US8049529 *Jul 30, 2008Nov 1, 2011Raytheon CompanyFault triggerred automatic redundancy scrubber
US8542247Jul 17, 2009Sep 24, 2013Nvidia CorporationCull before vertex attribute fetch and vertex lighting
US8564616Jul 17, 2009Oct 22, 2013Nvidia CorporationCull before vertex attribute fetch and vertex lighting
EP0190034A2 *Jan 28, 1986Aug 6, 1986The Charles Stark Draper Laboratory, Inc.Multi-channel redundant processing systems
EP0228071A2 *Dec 23, 1986Jul 8, 1987Nec CorporationHigh-reliability computer system
EP0287539A1 *Mar 30, 1988Oct 19, 1988Telefonaktiebolaget L M EricssonStored program controlled real time system including three substantially identical processors
EP0366017A2 *Oct 20, 1989May 2, 1990Hitachi, Ltd.Fault tolerant system and method of majority voting
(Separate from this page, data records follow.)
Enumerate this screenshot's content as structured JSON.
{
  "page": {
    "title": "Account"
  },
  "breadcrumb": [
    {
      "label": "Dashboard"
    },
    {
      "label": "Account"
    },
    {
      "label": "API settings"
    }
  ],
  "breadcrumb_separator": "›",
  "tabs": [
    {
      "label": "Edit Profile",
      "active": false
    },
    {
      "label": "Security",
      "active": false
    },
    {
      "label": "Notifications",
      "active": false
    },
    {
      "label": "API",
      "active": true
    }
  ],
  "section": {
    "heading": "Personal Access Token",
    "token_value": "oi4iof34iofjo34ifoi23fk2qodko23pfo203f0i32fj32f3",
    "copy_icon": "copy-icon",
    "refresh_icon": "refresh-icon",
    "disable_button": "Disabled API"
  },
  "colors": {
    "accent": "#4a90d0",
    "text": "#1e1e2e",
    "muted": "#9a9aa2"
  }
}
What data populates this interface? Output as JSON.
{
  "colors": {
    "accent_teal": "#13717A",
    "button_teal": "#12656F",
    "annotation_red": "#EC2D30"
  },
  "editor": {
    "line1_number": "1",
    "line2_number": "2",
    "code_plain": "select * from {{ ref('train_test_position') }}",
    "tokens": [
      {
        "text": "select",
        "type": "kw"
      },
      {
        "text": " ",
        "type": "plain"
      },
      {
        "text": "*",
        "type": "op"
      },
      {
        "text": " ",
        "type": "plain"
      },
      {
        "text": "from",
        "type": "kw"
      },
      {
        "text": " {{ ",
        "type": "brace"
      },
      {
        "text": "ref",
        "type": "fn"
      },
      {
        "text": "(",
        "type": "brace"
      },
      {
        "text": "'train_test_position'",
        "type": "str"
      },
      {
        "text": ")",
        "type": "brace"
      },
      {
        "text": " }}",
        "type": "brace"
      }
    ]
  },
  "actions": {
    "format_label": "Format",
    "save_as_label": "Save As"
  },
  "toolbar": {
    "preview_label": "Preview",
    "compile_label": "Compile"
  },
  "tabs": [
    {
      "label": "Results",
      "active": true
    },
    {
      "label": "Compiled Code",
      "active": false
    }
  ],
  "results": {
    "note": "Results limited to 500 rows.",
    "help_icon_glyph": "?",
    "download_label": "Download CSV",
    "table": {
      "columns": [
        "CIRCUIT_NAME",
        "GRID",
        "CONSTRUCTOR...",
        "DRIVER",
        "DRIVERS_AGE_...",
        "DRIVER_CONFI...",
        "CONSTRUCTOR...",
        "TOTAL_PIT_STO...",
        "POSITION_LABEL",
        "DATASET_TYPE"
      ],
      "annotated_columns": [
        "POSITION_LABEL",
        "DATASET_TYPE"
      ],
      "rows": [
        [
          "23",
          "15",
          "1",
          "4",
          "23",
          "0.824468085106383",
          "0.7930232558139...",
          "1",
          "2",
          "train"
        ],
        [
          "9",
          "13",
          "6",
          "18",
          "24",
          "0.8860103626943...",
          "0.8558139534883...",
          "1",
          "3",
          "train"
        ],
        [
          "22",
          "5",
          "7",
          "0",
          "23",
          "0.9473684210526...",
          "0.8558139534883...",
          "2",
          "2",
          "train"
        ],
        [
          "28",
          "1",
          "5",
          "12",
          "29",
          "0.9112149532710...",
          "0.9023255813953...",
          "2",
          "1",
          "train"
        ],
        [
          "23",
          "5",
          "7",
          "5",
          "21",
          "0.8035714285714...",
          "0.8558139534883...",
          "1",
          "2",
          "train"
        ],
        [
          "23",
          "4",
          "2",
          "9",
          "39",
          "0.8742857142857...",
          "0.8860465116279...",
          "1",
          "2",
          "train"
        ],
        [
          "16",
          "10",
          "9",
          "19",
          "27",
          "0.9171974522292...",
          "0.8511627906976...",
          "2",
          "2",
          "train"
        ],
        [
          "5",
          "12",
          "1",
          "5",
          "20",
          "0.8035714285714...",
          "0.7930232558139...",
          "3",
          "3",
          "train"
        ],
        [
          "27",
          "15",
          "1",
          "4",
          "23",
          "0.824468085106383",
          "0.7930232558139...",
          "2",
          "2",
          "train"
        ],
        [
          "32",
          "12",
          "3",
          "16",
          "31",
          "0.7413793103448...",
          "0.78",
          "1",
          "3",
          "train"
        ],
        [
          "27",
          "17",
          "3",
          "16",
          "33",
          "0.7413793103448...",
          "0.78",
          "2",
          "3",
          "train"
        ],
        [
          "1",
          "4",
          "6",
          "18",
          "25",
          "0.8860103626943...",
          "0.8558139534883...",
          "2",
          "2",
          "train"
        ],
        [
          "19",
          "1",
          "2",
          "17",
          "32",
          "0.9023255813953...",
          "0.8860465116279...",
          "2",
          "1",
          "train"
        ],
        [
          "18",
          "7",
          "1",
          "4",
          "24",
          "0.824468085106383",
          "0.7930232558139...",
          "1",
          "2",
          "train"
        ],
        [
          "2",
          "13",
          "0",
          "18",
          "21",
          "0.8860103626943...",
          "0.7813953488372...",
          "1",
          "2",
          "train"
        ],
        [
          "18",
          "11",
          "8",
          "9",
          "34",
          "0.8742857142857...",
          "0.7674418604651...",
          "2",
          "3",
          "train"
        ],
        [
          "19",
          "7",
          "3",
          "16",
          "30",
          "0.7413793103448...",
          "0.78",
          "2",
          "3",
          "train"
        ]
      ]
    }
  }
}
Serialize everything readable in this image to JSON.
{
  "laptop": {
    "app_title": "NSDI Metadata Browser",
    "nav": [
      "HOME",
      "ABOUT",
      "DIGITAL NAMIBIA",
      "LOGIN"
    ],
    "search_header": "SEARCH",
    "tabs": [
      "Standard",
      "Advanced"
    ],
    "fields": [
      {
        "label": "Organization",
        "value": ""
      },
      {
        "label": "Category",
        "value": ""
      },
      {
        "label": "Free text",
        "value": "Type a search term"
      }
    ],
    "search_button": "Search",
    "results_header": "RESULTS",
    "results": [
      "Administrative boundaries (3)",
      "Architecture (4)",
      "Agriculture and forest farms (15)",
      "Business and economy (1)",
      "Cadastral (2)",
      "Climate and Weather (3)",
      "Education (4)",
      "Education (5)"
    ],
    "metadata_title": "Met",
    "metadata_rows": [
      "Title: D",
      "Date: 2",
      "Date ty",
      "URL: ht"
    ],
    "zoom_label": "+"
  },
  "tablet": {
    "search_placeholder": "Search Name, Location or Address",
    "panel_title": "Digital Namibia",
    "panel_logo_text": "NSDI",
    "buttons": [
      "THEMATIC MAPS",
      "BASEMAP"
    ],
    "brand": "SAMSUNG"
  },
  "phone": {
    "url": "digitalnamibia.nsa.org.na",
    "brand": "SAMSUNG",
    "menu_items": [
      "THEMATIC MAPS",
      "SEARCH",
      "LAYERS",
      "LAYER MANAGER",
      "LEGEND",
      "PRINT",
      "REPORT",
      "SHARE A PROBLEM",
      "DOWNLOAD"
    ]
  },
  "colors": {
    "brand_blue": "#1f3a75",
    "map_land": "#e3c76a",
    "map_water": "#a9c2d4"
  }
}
EP0397632A1 *May 3, 1990Nov 14, 1990Telefonaktiebolaget L M EricssonMethod for avoiding latent errors in a logic network for majority selection of binary signals
EP1130515A2 *Feb 7, 2001Sep 5, 2001The Boeing CompanyTriple redundant self-scrubbing integrated circuit
EP1205834A2 *Oct 26, 2001May 15, 2002AlcatelMethod of storing a security key and multicomputer system for carrying out said method
WO1985005195A1 *Apr 30, 1985Nov 21, 1985Gould IncMethod and system for improving the operational reliability of electronic systems formed of subsystems which perform different functions
WO1985005707A1 *May 6, 1985Dec 19, 1985Gen ElectricFault tolerant, frame synchronization for multiple processor systems
WO1987003717A1 *Oct 23, 1986Jun 18, 1987Motorola IncSignal selection by majority comparison
WO1994018622A1 *Sep 10, 1993Aug 18, 1994Zitel CorpFault tolerant memory system
Classifications
U.S. Classification714/12, 326/11, 714/E11.069
International ClassificationG06F11/18
Cooperative ClassificationG06F11/187, G06F11/184
European ClassificationG06F11/18V, G06F11/18N2
Legal Events
DateCodeEventDescription
Mar 31, 1998ASAssignment
Owner name: ABB AUGUST LIMITED, ENGLAND
Free format text: CHANGE OF NAME;ASSIGNOR:PRELAMOAK LIMITED;REEL/FRAME:009075/0802
Owner name: PRELAMOAK LIMITED, ENGLAND
Free format text: ASSIGNMENT OF ASSIGNORS INTEREST;ASSIGNOR:AUGUST SYSTEMS LIMITED;REEL/FRAME:009075/0628
Effective date: 19971217
Nov 1, 1988ASAssignment
Owner name: AUGUST SYSTEMS LIMITED, A COMPANY OF ENGLAND
Free format text: ASSIGNMENT OF ASSIGNORS INTEREST.;ASSIGNOR:BONAR AUGUST SYSTEMS LIMITED;REEL/FRAME:004973/0687
Effective date: 19881006
Feb 26, 1987ASAssignment
Owner name: BONAR AUGUST SYSTEMS LIMITED, A COMPANY OF ENGLAND
Free format text: ASSIGNMENT OF ASSIGNORS INTEREST.;ASSIGNOR:AUGUST SYSTEMS, INC.;REEL/FRAME:004669/0861
Effective date: 19870218